───── EXERCISE DATA ─────

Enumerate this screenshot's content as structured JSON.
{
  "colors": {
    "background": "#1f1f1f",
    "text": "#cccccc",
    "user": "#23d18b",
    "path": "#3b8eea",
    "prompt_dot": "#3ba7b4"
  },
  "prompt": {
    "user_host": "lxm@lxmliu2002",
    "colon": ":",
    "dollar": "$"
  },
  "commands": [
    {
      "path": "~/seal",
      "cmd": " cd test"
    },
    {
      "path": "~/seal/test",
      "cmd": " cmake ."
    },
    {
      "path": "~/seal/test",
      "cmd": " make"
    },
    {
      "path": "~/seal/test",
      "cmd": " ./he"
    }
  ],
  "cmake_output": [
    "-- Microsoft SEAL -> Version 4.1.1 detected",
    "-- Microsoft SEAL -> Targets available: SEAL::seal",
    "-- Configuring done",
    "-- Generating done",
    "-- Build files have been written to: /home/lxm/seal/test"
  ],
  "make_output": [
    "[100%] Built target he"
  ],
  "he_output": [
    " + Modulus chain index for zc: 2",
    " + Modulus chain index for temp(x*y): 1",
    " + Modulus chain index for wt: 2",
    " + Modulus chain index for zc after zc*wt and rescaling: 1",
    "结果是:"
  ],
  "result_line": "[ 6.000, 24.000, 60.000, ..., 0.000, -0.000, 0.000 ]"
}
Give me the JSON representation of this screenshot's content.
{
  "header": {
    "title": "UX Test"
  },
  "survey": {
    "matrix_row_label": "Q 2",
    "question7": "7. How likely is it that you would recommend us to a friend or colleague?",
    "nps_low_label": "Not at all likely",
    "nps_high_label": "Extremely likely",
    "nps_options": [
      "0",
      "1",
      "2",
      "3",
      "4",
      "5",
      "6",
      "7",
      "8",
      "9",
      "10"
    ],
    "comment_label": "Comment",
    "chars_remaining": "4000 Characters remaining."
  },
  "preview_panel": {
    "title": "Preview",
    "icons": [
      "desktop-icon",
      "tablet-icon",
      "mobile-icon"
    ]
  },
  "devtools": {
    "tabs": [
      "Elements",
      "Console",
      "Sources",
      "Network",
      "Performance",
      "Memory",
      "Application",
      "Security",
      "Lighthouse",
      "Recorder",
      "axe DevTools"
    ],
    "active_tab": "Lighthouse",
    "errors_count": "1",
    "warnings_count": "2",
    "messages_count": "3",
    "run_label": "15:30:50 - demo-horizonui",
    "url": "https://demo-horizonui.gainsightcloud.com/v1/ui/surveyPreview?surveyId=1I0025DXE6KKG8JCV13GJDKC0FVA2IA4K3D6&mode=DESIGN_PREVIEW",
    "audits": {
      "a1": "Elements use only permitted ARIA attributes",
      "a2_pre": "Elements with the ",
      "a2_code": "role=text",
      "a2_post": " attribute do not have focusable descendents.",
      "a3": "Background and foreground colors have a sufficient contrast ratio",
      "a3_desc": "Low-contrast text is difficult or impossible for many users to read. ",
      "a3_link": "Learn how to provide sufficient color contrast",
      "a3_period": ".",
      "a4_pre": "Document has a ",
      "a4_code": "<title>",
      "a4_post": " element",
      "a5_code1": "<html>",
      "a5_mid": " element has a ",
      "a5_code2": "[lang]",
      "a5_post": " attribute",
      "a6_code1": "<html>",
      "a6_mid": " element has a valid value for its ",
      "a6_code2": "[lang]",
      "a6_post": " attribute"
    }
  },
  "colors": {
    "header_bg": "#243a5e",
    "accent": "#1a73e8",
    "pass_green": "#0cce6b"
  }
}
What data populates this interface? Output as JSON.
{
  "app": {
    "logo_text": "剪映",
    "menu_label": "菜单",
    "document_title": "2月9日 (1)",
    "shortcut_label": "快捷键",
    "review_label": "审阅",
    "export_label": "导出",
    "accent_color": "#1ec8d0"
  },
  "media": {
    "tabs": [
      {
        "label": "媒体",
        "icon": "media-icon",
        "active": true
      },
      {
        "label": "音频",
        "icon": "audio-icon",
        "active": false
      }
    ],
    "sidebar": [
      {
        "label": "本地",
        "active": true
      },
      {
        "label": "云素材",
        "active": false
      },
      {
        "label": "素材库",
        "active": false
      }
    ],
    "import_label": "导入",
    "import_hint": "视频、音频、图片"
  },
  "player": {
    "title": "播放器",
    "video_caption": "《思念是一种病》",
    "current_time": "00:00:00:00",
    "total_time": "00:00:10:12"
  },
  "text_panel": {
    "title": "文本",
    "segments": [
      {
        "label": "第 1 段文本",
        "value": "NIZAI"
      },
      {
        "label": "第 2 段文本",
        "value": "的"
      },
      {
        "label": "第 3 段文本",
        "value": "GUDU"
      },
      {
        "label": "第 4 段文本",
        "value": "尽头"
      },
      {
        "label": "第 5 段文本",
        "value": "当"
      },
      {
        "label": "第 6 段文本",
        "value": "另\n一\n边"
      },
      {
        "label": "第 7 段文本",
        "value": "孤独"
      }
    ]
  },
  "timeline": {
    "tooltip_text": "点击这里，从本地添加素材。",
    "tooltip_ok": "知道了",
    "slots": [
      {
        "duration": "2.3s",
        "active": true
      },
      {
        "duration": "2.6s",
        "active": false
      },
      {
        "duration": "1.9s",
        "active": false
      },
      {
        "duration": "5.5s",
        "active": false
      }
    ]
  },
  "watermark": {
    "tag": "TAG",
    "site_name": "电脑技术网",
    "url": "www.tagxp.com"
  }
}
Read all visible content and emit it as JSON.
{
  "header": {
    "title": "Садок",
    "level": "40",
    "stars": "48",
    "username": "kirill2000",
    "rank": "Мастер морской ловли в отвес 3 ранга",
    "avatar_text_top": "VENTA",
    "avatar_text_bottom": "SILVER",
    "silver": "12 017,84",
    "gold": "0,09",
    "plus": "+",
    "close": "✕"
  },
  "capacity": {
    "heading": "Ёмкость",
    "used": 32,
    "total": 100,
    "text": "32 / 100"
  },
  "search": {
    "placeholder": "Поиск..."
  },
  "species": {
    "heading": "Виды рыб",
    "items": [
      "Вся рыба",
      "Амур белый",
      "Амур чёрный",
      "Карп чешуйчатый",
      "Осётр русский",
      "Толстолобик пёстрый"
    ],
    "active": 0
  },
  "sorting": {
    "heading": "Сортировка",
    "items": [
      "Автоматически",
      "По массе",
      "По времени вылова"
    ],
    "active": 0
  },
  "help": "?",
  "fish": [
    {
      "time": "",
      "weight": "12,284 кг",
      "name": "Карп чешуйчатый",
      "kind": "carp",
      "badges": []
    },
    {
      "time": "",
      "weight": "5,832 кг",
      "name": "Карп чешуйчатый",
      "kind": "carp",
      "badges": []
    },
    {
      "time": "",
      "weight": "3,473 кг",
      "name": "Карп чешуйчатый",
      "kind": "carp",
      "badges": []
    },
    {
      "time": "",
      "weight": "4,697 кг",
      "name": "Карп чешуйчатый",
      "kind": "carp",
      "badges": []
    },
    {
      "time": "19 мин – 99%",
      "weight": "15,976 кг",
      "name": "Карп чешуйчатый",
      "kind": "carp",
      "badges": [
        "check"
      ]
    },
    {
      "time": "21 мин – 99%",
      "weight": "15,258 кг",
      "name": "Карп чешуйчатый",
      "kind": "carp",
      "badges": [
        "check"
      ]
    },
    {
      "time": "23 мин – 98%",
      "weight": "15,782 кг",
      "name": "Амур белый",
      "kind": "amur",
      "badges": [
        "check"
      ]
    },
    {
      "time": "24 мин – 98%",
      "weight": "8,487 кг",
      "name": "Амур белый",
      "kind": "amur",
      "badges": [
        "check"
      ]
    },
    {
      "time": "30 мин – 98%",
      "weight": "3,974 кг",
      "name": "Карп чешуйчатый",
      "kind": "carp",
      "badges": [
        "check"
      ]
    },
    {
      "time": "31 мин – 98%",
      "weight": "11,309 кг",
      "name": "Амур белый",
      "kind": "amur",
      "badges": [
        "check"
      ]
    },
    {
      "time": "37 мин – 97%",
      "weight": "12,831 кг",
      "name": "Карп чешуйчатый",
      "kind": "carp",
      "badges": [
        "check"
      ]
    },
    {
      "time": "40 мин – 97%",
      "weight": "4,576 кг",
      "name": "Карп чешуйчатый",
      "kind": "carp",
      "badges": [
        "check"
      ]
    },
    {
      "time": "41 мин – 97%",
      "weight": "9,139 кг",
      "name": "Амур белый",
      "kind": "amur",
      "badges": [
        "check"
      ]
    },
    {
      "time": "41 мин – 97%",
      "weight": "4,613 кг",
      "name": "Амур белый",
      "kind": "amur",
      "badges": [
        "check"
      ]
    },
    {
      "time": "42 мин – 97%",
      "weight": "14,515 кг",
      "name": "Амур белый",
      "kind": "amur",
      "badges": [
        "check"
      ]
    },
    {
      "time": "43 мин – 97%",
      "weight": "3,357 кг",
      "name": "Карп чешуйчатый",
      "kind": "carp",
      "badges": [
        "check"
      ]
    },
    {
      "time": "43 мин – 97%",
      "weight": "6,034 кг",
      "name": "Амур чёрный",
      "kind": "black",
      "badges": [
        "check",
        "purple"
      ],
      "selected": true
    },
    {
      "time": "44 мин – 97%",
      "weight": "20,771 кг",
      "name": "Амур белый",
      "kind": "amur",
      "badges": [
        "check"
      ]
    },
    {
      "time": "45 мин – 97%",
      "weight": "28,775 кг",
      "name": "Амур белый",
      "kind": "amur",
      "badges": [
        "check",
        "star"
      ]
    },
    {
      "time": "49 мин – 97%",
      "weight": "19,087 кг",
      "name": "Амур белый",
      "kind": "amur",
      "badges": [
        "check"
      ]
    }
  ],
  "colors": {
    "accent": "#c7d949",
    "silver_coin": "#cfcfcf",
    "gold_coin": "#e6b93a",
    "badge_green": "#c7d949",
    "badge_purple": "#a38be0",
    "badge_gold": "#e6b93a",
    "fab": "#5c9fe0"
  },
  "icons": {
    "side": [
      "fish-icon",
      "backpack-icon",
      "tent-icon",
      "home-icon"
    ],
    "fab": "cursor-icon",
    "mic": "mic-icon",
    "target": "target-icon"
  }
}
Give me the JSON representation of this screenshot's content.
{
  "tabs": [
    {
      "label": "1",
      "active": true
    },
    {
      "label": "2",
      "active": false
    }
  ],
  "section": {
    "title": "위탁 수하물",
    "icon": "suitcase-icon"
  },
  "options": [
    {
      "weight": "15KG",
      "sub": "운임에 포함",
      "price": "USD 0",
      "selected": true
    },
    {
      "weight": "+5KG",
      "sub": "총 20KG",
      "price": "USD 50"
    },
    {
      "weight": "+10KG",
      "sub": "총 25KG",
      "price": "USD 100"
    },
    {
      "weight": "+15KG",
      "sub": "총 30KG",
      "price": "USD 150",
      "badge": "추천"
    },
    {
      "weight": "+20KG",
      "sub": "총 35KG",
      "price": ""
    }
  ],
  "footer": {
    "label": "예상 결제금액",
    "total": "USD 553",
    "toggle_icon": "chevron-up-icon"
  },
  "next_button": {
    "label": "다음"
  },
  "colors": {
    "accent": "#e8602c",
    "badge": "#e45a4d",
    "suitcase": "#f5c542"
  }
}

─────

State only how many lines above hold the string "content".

- WRITTEN SOLUTION -
4